If it formed on the moon, it must have formed 167 kilometers [104 miles] deep. Even a massive impact on the moon would not be able to dig up rocks from that far down.
If rocks from the moon can be ejected and end up on Earth, then the opposite should be expected to happen as well, as explained by William Bottke at the Southwest Research Institute (SwRI) in Colorado:
Earth’s been hit by a lot of very big things, and it’s conceivable that some of those impacts have ejected material far enough away that it’s been able to escape the clutches of Earth and make it to the moon. What they’ve pointed out is an interesting inconsistency and they’ve pointed out a possible hypothesis, and now we get to figure out whether it holds water or not.
Bottom line: It’s been known for a long time that pieces of the moon can be blasted off the surface during impacts and then later hit the Earth as meteorites. This new study now provides evidence that the opposite can also occur – bits of rock from Earth can also end up on the moon – waiting to be discovered by future human or robot explorers.

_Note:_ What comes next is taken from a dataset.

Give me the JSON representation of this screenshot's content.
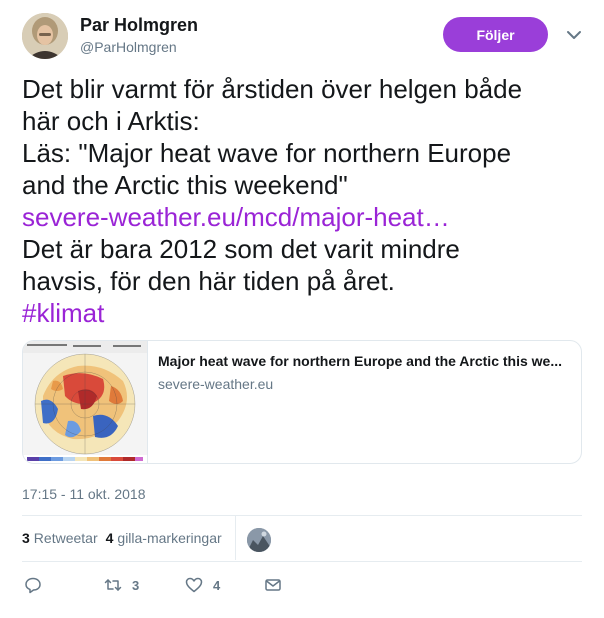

Paul Scott Anderson has had a passion for space exploration that began when he was a child when he watched Carl Sagan’s Cosmos. While in school he was known for his passion for space exploration and astronomy. He started his blog The Meridiani Journal in 2005, which was a chronicle of planetary exploration. In 2015, the blog was renamed as Planetaria. While interested in all aspects of space exploration, his primary passion is planetary science. In 2011, he started writing about space on a freelance basis, and now currently writes for AmericaSpace and Futurism (part of Vocal). He has also written for Universe Today and SpaceFlight Insider, and has also been published in The Mars Quarterly and has done supplementary writing for the well-known iOS app Exoplanet for iPhone and iPad.